A city councillor says he's "appalled" by ballooning cost overruns for the Riel Recreation Park project, which has jumped another $2.3 million.
City council on Monday topped up funding to $8.5 million for the second phase of landfill remediation and site work at Riel Park. The money allows the city to cap and grade another section of the former landfill and redevelop the Kinsmen rodeo grounds, BMX track and Rotary Park.
Though the extra funding was approved, another cost overrun did not sit well with council. It comes after several budget amendments to the first phase, which to date has cost more than $13 million.
"I fully support service clubs, they do a lot for our community," said Coun. Roger Lemieux, "but I am appalled at the rising cost on this project. Either there's something wrong with our system of [project] tendering, in our system of inspecting … something's wrong."
Neil Jamieson, general manager of planning and engineering, said several issues prompted the request for additional dollars, including construction tenders that exceeded expectations.
The area requires more capping and grading, adding costs, as will the installation of concrete plugs at the location of two major gas lines that run through the site.

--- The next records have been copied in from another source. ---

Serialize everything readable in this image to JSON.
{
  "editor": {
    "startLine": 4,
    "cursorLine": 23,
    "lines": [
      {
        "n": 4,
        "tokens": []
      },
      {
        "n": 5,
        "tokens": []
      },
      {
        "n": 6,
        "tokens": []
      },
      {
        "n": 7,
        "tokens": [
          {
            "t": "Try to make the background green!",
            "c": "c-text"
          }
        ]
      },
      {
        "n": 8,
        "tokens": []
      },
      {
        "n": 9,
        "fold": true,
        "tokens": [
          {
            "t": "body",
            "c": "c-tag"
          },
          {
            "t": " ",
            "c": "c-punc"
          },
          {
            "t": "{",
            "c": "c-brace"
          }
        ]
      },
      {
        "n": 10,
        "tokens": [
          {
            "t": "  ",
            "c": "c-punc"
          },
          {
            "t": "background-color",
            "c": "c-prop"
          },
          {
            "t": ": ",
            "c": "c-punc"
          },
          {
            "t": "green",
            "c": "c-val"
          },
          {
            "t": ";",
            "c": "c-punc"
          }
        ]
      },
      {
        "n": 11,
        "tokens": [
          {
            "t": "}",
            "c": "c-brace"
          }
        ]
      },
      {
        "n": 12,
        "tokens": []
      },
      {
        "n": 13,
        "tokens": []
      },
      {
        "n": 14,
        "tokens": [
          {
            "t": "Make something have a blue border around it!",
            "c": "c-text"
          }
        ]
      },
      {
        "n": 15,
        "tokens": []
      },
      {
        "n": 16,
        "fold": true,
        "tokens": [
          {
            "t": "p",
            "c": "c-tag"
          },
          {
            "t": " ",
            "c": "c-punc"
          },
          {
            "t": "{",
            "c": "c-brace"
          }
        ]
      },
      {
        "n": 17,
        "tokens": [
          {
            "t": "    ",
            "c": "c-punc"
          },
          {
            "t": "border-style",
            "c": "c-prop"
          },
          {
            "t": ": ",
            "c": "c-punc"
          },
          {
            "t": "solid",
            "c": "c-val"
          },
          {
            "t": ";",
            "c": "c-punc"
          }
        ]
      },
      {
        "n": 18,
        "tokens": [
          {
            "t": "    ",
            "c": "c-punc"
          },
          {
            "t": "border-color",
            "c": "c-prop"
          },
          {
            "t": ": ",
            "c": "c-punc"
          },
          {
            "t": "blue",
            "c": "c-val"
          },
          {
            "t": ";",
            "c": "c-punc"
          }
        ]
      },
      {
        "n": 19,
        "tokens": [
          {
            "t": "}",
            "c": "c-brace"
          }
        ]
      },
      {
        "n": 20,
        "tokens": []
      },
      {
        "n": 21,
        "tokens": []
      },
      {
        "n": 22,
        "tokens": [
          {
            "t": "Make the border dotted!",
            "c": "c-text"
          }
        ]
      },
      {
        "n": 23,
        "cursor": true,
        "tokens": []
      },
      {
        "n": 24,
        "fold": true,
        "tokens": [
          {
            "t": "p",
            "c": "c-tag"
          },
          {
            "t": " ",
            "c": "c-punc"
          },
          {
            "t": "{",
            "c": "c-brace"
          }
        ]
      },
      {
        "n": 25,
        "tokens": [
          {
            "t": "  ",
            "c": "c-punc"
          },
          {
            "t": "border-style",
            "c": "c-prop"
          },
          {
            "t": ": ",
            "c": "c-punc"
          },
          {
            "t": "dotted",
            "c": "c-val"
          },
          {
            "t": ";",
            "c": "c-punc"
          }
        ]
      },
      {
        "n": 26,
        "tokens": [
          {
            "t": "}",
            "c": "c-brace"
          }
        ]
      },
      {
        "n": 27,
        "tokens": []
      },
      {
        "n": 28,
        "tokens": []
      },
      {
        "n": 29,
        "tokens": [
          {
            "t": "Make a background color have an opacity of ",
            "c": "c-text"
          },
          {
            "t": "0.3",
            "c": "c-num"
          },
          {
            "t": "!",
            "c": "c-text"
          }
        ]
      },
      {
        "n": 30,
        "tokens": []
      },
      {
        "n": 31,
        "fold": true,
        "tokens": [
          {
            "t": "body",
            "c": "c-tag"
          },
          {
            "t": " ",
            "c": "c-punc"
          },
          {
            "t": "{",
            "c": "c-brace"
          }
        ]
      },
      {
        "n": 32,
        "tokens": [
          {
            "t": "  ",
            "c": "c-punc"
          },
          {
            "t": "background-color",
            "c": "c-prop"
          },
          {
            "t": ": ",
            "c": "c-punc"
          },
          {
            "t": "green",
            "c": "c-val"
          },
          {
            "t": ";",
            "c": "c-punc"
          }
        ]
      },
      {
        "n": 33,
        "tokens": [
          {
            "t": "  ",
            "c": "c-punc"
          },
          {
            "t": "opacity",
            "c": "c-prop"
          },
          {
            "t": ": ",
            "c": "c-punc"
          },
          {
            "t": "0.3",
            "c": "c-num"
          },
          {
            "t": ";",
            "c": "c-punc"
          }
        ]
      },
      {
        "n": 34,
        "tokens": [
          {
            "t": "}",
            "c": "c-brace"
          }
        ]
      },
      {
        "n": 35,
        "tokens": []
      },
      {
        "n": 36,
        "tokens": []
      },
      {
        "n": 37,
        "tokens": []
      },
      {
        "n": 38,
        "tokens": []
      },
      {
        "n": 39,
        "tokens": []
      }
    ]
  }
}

Both issues were previously unforeseen and were only discovered after the completion of detailed designs.
Administration recommended covering the budget shortfall with $2.1 million in federal gas tax grant dollars. City manager Bill Holtby said the grant has yielded more dollars than the city budgeted. The remaining $160,000 will be covered with property tax dollars already approved in the 2010 budget, leaving no additional impact on taxpayers.
City staff also recommended postponing $2 million in landfill work because the utility reserve is in deficit. Administration suggested doing the work next year to alleviate the stress on the reserve.
Project status in doubt
Even with the extra dollars, it's uncertain whether work will begin on phase two this year. Jamieson said a full inspection is currently under way on the pipelines and, depending on what they find, the project may not even start this year.
That answer did not go over well with council.
"So you went out for tendering without knowing the full extent of the problem?" Mayor Nolan Crouse asked administration.
"We just found out about this," responded Jamieson.
Resident Andy Keller, who has spoken against the project in the past, said the city should stop funding the Riel Park project until a realistic picture of the true costs are brought to light.
"There seems to be a problem with producing realistic costs," he said. "Everyone knew there was a landfill there."
Council agreed to cover the $2.3 million, but would not cancel the $2 million in landfill work. The city is under a federal order to remediate the landfill by 2013.
Coun. Len Bracko said the city needs to go to the federal government for funding help, adding it is their enforcement rules that are pushing the city to a point where they may not be able to afford the necessary repairs. He suggested council invoice the federal environment ministry for the total cost of reclamation, an idea that elicited chuckles from council.
"It's time the feds came up with some money," he said. "They've got to come to the plate or back off."
Council asked administration to spell out the funding picture for Riel Recreation Park with a full timeline and project costs, work that's due by Sept. 27. Many councillors indicated that the review was the only way they would be willing to support phases three and four of the project, which would see the capping, grading and installation of turf on the soccer and rugby fields.
Crouse, Bracko and Holtby will also work together to discuss funding possibilities with the provincial and federal environmental ministries.